Section: Application Domains

Vibrations-based monitoring

Detecting and localizing damages for monitoring the integrity of structural and mechanical systems is a topic of growing interest, due to the aging of many engineering constructions and machines and to increased safety norms. Many current approaches still rely on visual inspections or local non destructive evaluations performed manually. This includes acoustic, ultrasonic, radiographic or eddy-current methods; magnet or thermal field techniques, .... These experimental approaches assume an a priori knowledge and the accessibility of a neighborhood of the damage location. Automatic global vibration-based monitoring techniques have been recognized to be useful alternatives to those local evaluations [31] . However this has led to actual damage monitoring systems only in the field of rotating machines.

A common feature of the structures to be monitored (e.g. civil engineering structures subject to hurricanes or earthquakes, but also swell, wind and rain; aircrafts subject to strength and turbulences, ...) is the following. These systems are subject to both fast and unmeasured variations in their environment and small slow variations in their vibrating characteristics. The available data (measurements from e.g. strain gauges or accelerometers) do not separate the effects of the external forces from the effect of the structure. The external forces vary more rapidly than the structure itself (fortunately !), damages or fatigues on the structure are of interest, while any change in the excitation is meaningless. Expert systems based on a human-like exploitation of recorded spectra can hardly work in such a case : the changes of interest (1% in eigenfrequencies) are visible neither on the signals nor on their spectra. A global health monitoring method must rather rely on a model that will help in discriminating between the two mixed causes of the changes that are contained in the measurements.
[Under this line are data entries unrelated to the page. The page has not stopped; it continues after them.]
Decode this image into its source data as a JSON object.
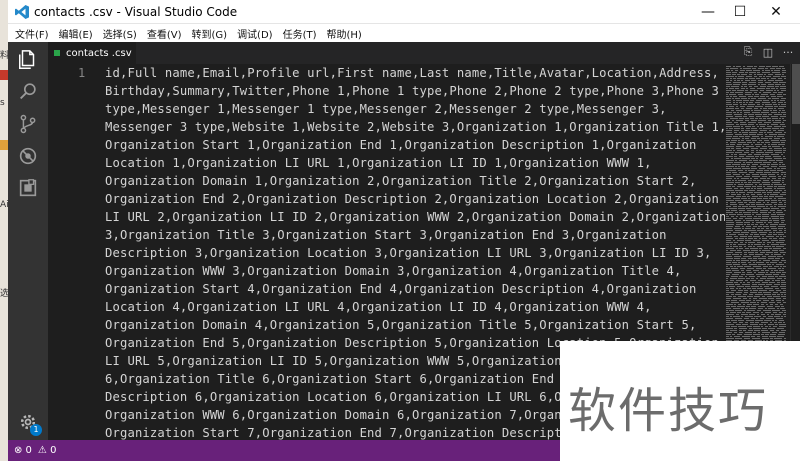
{
  "window": {
    "title": "contacts .csv - Visual Studio Code",
    "controls": {
      "minimize": "—",
      "maximize": "☐",
      "close": "✕"
    }
  },
  "menu": [
    "文件(F)",
    "编辑(E)",
    "选择(S)",
    "查看(V)",
    "转到(G)",
    "调试(D)",
    "任务(T)",
    "帮助(H)"
  ],
  "tab": {
    "label": "contacts .csv"
  },
  "editor": {
    "line_number": "1",
    "lines": [
      "id,Full name,Email,Profile url,First name,Last name,Title,Avatar,Location,Address,",
      "Birthday,Summary,Twitter,Phone 1,Phone 1 type,Phone 2,Phone 2 type,Phone 3,Phone 3",
      "type,Messenger 1,Messenger 1 type,Messenger 2,Messenger 2 type,Messenger 3,",
      "Messenger 3 type,Website 1,Website 2,Website 3,Organization 1,Organization Title 1,",
      "Organization Start 1,Organization End 1,Organization Description 1,Organization",
      "Location 1,Organization LI URL 1,Organization LI ID 1,Organization WWW 1,",
      "Organization Domain 1,Organization 2,Organization Title 2,Organization Start 2,",
      "Organization End 2,Organization Description 2,Organization Location 2,Organization",
      "LI URL 2,Organization LI ID 2,Organization WWW 2,Organization Domain 2,Organization",
      "3,Organization Title 3,Organization Start 3,Organization End 3,Organization",
      "Description 3,Organization Location 3,Organization LI URL 3,Organization LI ID 3,",
      "Organization WWW 3,Organization Domain 3,Organization 4,Organization Title 4,",
      "Organization Start 4,Organization End 4,Organization Description 4,Organization",
      "Location 4,Organization LI URL 4,Organization LI ID 4,Organization WWW 4,",
      "Organization Domain 4,Organization 5,Organization Title 5,Organization Start 5,",
      "Organization End 5,Organization Description 5,Organization Location 5,Organization",
      "LI URL 5,Organization LI ID 5,Organization WWW 5,Organization D",
      "6,Organization Title 6,Organization Start 6,Organization End 6,",
      "Description 6,Organization Location 6,Organization LI URL 6,Or",
      "Organization WWW 6,Organization Domain 6,Organization 7,Organiz",
      "Organization Start 7,Organization End 7,Organization Descriptio"
    ]
  },
  "activity_bar": {
    "icons": [
      "files-icon",
      "search-icon",
      "source-control-icon",
      "debug-icon",
      "extensions-icon"
    ],
    "badge": "1"
  },
  "status": {
    "errors": "⊗ 0",
    "warnings": "⚠ 0"
  },
  "desktop_strip": [
    "料",
    "s",
    "Ai",
    "选"
  ],
  "watermark": {
    "text": "软件技巧"
  },
  "colors": {
    "titlebar": "#ffffff",
    "activity_bar": "#333333",
    "editor_bg": "#1e1e1e",
    "status_bar": "#68217a",
    "tab_dot": "#2aa44a",
    "badge": "#007acc"
  }
}
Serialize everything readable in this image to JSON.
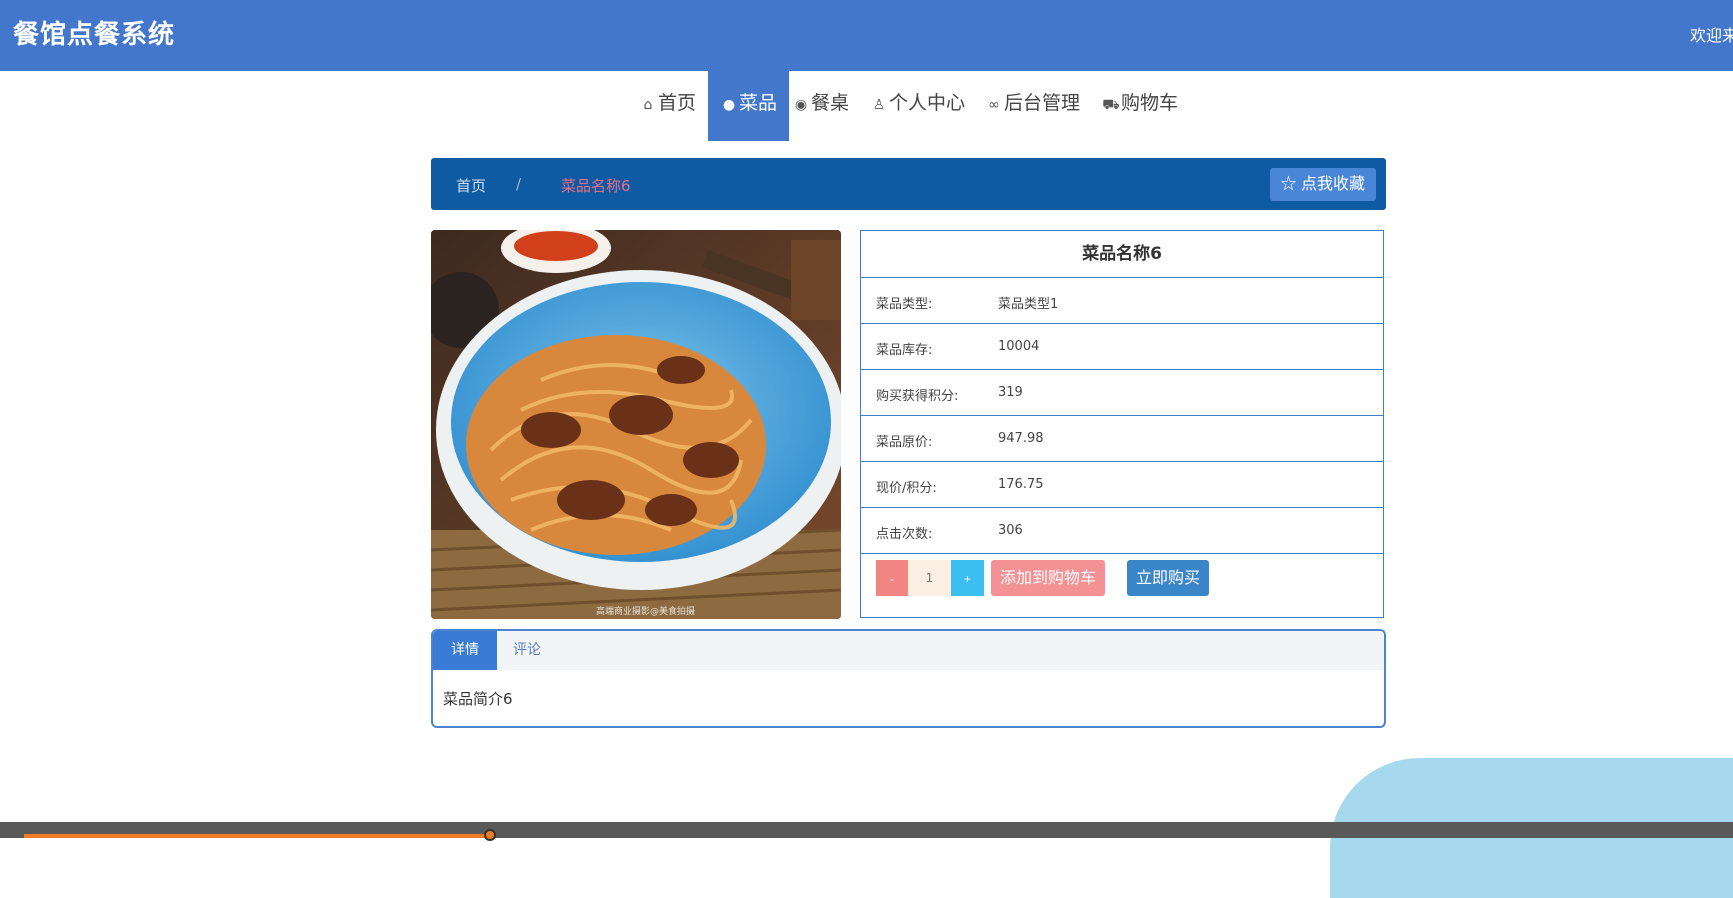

Classical modal analysis and vibration monitoring methods basically process data registered either on test beds or under specific excitation or rotation speed conditions. However there is a need for vibration monitoring algorithms devoted to the processing of data recorded in-operation, namely during the actual functioning of the considered structure or machine, without artificial excitation, speeding down or stopping.

Health monitoring techniques based on processing vibration measurements basically handle two types of characteristics: the structural parameters (mass, stiffness, flexibility, damping) and the modal parameters (modal frequencies, and associated damping values and mode-shapes); see [35] and references therein. A central question for monitoring is to compute changes in those characteristics and to assess their significance. For the frequencies, crucial issues are then: how to compute the changes, to assess that the changes are significant, to handle correlations among individual changes. A related issue is how to compare the changes in the frequencies obtained from experimental data with the sensitivity of modal parameters obtained from an analytical model. Furthermore, it has been widely acknowledged that, whereas changes in frequencies bear useful information for damage detection, information on changes in (the curvature of) mode-shapes is mandatory for performing damage localization. Then, similar issues arise for the computation and the significance of the changes. In particular, assessing the significance of (usually small) changes in the mode-shapes, and handling the (usually high) correlations among individual mode-shape changes are still considered as open questions [35] , [31] .

Controlling the computational complexity of the processing of the collected data is another standard monitoring requirement, which includes a limited use of an analytical model of the structure. Moreover, the reduction from the analytical model to the experimental model (truncated modal space) is known to play a key role in the success of model-based damage detection and localization.

The approach which we have been developing, based on the foundations in modules  3.2 3.5 , aims at addressing all the issues and overcoming the limitations above.